You’ve probably heard of people from your country who went to study abroad, and whose lives changed significantly from the typical life one has at a domestic university. You might think that to study abroad, you need to be super rich, super smart, or super athletic. But is it really all that exclusive?
Medicine is rapidly advancing as various scientific discoveries are implemented into everyday medical practice. One of the most recent fascinating developments are growth-accommodating implants: therapeutic medical devices manufactured to replace, support or enhance a part of the body while not restricting its growth.
Hi Vedrana, thank you for joining us for this interview. Being in the final year of high school, you are the youngest member of the S3 alumni network that we’ve interviewed so far. However, that doesn’t mean you lack experience: you’ve already lived abroad, attended multiple schools and science camps, and you’ve even had the chance to write a book inspired by the scientists you met! But let’s start from the beginning – can you briefly introduce yourself?
Remember when we wrote about the finale of our science communication competition Znanstvenik u meni (The Scientist in Me)? Applications for high school students in Croatia are open until December 20th.
Getting into a good college doesn’t have to be a reward for extreme sacrifice; it can be, instead, a side effect of the much grander goal of building a meaningful and engaging life.Cal Newport, How to be a High School Superstar
Think of a typical high school student who gets into a world-class college or university, like Cambridge, MIT, or one of the Ivy League universities. You might imagine someone with countless extracurricular activities, perfect grades, and loads of stress. What if there’s another way? What if, instead of sacrificing all your precious free time, you could get into a world-class college as a byproduct of leading an interesting life?

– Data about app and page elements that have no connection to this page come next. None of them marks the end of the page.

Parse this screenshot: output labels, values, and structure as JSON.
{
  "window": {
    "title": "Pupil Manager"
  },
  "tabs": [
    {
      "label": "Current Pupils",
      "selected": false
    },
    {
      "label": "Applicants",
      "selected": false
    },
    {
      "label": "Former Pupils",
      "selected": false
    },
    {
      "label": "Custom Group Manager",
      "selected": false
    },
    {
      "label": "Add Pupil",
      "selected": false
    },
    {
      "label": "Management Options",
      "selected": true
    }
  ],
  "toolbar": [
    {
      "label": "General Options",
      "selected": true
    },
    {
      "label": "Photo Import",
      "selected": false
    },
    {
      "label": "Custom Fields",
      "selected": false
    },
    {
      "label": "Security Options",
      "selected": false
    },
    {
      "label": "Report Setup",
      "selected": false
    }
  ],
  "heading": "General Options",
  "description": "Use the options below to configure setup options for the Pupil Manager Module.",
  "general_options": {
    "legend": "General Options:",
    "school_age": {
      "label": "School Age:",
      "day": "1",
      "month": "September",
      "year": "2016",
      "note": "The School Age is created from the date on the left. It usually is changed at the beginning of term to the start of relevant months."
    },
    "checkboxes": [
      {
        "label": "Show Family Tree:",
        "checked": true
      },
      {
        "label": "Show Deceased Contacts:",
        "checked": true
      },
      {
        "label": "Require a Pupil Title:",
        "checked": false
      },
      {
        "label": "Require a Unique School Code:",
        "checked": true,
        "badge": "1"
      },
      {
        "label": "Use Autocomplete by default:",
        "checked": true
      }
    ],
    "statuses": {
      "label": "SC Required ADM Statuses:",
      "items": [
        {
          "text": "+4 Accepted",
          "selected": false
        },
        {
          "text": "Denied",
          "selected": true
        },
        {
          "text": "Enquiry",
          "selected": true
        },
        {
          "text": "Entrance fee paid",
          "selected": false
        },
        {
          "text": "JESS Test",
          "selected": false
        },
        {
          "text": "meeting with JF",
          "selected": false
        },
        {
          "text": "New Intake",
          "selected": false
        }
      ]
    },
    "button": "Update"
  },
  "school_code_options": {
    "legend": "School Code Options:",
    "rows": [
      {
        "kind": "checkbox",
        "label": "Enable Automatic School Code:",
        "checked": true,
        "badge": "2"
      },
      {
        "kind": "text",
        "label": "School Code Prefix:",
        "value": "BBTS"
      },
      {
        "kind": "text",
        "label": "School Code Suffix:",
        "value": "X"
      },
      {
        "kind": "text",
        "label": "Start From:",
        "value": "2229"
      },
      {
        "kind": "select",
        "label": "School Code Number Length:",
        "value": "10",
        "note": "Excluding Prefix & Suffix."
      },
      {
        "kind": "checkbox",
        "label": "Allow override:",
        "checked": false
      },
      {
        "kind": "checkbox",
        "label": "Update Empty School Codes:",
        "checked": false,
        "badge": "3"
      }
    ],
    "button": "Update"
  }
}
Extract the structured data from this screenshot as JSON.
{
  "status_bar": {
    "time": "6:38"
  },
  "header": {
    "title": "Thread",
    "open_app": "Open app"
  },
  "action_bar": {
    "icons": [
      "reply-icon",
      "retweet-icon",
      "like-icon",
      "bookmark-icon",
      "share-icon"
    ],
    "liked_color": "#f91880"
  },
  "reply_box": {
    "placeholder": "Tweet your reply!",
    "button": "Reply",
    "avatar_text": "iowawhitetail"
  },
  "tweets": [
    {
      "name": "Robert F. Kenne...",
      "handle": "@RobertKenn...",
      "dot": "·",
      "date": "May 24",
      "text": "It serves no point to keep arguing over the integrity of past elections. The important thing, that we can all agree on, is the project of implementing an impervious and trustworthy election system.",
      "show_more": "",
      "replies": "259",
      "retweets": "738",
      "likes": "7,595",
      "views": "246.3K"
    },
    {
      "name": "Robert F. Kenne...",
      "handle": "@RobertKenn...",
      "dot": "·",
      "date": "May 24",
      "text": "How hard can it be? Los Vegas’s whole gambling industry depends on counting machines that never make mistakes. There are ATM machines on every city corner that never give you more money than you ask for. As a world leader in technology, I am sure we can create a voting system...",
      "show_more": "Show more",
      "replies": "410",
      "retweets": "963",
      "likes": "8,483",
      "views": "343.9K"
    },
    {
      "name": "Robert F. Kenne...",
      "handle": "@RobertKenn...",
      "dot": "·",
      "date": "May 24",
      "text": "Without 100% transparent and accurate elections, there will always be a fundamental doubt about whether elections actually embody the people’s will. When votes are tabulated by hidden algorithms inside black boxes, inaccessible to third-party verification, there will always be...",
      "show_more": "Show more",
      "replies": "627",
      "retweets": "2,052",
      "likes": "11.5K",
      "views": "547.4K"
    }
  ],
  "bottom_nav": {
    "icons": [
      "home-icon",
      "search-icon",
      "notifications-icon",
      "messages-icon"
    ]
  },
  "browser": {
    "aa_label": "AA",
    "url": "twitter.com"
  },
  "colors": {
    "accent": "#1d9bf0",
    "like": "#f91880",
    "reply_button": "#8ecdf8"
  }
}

The principle of science, the definition, almost, is the following: the test of all knowledge is experiment. Experiment is the sole judge of scientific truth.Richard Feynman, The Feynman Lectures on Physics
Believe it or not, we have been around for four months already, bringing you a variety of stories every Sunday. And although we have started out with certain topics and categories, our plan was never to stop there. In this News post, we bring you a look into our future prospects – new categories and new writers – by summarizing our past and current efforts.
Hi Tamara, thank you for joining us for this interview! You are one of our alumni who chose to pursue a non-scientific career, yet your connections to people from S3 brought you back to collaborating with scientists. Before we delve deeper into the story of your bumpy academic ride, let’s get to know you a bit more. How would you introduce yourself?
With this post, we are bringing you a new series of posts, where our long standing Alumni will be presenting their projects for you. In the first post of this kind, we are welcoming our ex-swapshop and project leader, as well as ex-organizer – Matija Piskorec. He did his PhD in Computer Science at the Faculty of Electrical Engineering and Computing at the University of Zagreb in combination with the Ruđer Bošković Institute.
Let’s welcome Matija and learn something about his project!The Editorial Team
We’re doing this issue’s DIY Science a bit unconventionally: today, you’ll write your own program to simulate a bean machine, also known as the Galton board. What’s a bean machine, why is that interesting and how to write your first program – find out in today’s post.